> **WHAT IS REQUIRED**
What you return should be exactly the lines from the one containing "Decode this image" down to the final line of the listing, with nothing else.

> **SUPPLIED DATA**
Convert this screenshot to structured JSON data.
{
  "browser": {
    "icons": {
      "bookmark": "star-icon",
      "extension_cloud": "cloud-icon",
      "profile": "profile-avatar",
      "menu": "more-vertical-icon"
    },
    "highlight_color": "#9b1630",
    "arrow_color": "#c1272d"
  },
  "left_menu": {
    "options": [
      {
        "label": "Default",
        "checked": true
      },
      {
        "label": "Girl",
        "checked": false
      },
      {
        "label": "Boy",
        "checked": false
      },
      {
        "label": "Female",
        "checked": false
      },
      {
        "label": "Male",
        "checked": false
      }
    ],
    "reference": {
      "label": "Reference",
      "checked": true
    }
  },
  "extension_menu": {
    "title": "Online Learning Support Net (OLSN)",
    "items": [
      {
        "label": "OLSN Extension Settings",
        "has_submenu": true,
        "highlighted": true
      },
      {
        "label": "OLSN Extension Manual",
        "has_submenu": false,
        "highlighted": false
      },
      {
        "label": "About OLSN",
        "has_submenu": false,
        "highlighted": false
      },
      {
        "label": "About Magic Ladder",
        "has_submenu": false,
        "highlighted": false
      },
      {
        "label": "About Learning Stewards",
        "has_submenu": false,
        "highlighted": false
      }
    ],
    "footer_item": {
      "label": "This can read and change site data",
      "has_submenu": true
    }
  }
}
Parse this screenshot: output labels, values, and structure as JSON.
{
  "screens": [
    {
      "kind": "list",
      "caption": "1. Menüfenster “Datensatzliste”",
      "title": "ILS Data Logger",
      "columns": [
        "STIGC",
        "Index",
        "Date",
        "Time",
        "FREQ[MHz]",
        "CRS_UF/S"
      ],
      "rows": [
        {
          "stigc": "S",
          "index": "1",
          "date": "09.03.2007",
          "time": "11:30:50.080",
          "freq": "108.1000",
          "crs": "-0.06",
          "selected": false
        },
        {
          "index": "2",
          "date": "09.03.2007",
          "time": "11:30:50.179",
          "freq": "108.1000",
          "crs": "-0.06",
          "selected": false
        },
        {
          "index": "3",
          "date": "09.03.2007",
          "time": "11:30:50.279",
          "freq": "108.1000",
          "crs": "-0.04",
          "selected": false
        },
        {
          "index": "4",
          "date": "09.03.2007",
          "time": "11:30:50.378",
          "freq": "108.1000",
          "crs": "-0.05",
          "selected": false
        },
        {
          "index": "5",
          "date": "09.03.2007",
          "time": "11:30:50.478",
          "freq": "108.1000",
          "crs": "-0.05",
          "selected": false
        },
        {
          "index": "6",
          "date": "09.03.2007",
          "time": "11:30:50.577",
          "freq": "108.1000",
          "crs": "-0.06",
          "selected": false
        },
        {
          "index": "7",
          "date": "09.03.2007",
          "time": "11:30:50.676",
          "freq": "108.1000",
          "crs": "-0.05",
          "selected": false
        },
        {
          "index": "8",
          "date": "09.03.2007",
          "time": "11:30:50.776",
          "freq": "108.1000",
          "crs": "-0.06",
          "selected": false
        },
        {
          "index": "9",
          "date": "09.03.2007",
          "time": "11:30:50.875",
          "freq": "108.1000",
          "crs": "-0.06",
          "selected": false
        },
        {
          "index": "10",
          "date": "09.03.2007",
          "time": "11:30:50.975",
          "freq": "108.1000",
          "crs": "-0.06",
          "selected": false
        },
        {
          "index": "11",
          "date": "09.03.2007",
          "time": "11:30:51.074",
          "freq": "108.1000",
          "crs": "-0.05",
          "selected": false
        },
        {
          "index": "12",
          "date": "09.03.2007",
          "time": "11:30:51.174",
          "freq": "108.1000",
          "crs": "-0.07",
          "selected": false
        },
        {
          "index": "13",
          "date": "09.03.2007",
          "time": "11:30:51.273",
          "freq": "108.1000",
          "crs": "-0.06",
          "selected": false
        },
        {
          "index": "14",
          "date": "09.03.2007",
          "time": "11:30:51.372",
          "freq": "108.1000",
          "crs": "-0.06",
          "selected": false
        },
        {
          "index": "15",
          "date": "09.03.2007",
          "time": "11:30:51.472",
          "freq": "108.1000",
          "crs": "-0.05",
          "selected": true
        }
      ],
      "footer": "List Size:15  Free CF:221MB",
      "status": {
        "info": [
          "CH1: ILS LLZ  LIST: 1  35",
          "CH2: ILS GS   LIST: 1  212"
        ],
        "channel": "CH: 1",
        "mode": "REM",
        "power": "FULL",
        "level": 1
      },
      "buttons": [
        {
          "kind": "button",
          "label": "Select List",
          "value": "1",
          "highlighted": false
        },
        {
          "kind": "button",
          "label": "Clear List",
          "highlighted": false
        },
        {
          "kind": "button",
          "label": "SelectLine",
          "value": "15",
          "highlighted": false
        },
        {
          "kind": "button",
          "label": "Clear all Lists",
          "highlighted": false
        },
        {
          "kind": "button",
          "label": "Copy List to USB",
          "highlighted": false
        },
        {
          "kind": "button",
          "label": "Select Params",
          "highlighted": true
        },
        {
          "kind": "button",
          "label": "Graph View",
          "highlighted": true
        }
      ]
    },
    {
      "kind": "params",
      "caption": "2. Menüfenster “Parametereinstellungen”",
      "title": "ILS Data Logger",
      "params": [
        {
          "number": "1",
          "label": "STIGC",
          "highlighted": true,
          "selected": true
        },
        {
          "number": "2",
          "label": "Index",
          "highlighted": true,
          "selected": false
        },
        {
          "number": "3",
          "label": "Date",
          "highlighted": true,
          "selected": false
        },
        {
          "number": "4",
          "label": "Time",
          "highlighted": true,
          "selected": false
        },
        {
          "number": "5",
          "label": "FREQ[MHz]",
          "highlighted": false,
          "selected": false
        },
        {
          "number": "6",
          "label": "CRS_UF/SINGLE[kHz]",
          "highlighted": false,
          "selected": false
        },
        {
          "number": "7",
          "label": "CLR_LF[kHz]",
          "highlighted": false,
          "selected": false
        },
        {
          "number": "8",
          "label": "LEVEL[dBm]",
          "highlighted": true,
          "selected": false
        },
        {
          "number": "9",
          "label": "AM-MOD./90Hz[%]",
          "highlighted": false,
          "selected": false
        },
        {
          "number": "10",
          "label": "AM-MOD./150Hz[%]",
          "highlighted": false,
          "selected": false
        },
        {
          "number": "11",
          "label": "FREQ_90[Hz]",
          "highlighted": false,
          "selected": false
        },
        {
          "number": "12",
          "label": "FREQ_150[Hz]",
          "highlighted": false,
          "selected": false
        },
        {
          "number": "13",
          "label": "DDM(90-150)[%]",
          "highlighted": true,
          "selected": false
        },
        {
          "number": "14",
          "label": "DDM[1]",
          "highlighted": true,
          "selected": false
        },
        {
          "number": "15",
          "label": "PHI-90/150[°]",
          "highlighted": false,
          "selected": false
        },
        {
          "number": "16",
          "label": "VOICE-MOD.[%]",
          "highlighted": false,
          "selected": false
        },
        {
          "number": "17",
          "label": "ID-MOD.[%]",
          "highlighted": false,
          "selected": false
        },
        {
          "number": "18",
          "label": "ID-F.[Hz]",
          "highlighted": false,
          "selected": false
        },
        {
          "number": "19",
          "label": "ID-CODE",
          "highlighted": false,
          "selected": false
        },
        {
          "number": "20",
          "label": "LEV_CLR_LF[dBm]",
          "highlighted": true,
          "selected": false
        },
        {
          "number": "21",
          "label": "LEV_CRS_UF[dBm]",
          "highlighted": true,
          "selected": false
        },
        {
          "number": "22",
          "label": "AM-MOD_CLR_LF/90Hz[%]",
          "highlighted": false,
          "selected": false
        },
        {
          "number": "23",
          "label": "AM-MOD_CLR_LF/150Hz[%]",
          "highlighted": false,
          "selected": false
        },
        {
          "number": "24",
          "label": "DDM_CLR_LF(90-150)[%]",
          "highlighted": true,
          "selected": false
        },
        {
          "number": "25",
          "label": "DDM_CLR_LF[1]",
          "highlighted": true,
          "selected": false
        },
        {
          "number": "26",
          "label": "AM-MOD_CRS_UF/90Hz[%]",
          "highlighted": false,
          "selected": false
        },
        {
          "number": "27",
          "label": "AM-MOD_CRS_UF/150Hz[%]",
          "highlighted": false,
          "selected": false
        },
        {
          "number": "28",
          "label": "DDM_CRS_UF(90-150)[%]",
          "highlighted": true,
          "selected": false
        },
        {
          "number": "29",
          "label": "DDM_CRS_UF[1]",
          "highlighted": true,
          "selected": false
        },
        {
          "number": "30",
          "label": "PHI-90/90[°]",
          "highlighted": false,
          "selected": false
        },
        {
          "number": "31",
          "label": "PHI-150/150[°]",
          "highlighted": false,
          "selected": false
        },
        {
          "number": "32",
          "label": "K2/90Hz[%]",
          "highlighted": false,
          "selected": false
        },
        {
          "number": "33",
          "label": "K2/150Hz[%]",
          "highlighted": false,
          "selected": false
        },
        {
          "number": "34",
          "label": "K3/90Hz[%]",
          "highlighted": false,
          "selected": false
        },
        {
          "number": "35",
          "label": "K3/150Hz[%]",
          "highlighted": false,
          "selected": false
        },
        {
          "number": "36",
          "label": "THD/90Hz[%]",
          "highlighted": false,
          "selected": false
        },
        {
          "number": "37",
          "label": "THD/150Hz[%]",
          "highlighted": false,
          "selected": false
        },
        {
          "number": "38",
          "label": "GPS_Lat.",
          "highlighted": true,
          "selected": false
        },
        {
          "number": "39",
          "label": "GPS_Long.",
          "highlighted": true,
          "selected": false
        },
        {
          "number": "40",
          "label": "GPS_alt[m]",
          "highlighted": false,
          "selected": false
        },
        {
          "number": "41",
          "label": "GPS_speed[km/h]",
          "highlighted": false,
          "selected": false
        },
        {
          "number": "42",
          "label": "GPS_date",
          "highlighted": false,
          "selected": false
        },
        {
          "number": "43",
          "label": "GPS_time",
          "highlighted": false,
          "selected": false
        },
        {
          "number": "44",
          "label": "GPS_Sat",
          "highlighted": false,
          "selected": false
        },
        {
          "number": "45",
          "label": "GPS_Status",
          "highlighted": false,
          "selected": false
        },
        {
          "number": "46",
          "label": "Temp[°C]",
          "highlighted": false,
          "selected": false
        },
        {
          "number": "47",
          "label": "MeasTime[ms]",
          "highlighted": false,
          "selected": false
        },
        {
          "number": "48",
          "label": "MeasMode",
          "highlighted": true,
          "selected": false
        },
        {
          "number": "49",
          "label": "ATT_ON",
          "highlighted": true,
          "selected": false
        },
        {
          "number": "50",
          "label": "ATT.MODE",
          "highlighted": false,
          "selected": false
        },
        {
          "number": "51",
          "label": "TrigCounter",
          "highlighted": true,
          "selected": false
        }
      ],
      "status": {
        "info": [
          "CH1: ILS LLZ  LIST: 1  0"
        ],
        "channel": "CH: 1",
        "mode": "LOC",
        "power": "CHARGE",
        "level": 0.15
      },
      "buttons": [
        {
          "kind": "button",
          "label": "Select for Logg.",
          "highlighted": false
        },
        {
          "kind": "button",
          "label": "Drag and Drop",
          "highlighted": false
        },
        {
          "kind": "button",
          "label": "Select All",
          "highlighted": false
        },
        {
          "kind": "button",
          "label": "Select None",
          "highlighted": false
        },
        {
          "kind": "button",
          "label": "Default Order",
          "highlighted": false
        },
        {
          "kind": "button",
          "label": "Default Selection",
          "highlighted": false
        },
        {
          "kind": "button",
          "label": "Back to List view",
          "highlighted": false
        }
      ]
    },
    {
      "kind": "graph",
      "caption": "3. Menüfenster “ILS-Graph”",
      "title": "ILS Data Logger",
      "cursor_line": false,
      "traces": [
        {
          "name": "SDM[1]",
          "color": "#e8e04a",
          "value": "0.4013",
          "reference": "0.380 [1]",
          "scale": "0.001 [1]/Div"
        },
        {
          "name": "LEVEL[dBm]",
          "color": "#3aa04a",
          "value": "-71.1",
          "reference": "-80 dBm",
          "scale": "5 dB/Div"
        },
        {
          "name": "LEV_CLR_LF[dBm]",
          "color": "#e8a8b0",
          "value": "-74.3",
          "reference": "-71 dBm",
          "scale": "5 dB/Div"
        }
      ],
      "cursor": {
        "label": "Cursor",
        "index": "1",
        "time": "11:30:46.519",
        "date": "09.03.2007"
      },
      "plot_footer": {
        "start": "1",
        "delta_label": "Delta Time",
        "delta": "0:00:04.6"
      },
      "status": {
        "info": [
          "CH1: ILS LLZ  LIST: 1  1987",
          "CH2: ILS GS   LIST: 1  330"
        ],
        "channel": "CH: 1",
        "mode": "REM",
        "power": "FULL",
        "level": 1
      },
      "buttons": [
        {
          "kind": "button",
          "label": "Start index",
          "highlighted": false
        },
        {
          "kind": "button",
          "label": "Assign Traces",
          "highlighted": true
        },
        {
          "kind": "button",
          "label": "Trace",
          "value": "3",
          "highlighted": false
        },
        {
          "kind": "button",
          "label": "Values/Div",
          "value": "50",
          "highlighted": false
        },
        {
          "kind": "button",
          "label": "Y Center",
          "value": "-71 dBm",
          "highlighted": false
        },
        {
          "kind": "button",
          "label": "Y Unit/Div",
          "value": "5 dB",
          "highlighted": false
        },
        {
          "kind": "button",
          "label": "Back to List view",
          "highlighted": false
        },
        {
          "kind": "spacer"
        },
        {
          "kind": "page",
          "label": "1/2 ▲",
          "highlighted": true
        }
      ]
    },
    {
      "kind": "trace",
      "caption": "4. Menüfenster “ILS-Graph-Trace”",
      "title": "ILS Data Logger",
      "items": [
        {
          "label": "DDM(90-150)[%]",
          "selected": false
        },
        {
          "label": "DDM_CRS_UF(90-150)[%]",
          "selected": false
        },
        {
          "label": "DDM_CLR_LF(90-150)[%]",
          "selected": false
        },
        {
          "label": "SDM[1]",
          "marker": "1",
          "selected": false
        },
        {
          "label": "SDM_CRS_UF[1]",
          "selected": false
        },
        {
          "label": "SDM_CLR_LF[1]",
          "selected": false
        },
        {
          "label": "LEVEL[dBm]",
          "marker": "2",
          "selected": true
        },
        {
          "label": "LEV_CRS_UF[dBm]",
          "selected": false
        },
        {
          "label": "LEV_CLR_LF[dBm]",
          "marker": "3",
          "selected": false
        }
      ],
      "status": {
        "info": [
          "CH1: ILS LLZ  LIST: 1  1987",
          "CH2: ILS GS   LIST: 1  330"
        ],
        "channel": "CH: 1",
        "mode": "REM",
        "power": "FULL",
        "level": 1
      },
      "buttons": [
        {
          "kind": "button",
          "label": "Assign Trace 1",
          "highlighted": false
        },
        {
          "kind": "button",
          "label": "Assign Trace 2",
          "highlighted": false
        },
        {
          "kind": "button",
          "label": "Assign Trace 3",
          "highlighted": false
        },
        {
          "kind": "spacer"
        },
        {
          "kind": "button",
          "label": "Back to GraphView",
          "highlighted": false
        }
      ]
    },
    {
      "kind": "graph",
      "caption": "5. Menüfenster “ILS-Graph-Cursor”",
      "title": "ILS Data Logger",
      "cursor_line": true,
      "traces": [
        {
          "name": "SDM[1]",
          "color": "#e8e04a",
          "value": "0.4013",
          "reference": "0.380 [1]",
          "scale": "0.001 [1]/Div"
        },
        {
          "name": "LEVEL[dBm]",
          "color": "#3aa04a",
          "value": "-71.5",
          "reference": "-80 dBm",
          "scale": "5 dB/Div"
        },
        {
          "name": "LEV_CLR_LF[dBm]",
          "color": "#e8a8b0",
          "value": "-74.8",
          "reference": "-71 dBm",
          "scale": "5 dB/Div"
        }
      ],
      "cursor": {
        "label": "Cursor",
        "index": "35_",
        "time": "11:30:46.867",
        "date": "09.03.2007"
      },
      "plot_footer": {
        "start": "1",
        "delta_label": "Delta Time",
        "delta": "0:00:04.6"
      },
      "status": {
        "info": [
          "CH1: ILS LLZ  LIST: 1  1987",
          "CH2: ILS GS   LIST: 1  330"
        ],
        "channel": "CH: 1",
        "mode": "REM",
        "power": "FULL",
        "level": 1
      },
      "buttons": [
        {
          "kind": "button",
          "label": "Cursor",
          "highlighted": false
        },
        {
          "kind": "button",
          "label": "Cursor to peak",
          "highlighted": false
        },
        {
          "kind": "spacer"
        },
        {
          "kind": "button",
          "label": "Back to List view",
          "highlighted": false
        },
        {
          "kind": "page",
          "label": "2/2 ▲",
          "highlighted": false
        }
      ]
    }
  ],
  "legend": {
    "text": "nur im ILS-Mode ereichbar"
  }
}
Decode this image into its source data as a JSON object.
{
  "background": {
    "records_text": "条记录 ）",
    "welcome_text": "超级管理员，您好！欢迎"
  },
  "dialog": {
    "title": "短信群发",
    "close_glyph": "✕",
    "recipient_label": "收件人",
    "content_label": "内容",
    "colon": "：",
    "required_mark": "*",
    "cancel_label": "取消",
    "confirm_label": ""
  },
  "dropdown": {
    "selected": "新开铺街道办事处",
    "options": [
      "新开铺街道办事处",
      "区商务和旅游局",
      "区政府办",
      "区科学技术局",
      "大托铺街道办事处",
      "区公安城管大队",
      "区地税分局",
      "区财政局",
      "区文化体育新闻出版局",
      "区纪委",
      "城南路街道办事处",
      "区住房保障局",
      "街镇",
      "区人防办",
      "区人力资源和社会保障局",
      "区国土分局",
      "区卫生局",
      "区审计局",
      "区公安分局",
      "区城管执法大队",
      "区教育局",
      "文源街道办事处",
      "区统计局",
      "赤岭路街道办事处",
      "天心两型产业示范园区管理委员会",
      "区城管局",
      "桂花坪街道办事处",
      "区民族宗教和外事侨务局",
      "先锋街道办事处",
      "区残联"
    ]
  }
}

> **RESPONSE TO THE EXERCISE**
Decode this image into its source data as a JSON object.
{
  "background": {
    "records_text": "条记录 ）",
    "welcome_text": "超级管理员，您好！欢迎"
  },
  "dialog": {
    "title": "短信群发",
    "close_glyph": "✕",
    "recipient_label": "收件人",
    "content_label": "内容",
    "colon": "：",
    "required_mark": "*",
    "cancel_label": "取消",
    "confirm_label": ""
  },
  "dropdown": {
    "selected": "新开铺街道办事处",
    "options": [
      "新开铺街道办事处",
      "区商务和旅游局",
      "区政府办",
      "区科学技术局",
      "大托铺街道办事处",
      "区公安城管大队",
      "区地税分局",
      "区财政局",
      "区文化体育新闻出版局",
      "区纪委",
      "城南路街道办事处",
      "区住房保障局",
      "街镇",
      "区人防办",
      "区人力资源和社会保障局",
      "区国土分局",
      "区卫生局",
      "区审计局",
      "区公安分局",
      "区城管执法大队",
      "区教育局",
      "文源街道办事处",
      "区统计局",
      "赤岭路街道办事处",
      "天心两型产业示范园区管理委员会",
      "区城管局",
      "桂花坪街道办事处",
      "区民族宗教和外事侨务局",
      "先锋街道办事处",
      "区残联"
    ]
  }
}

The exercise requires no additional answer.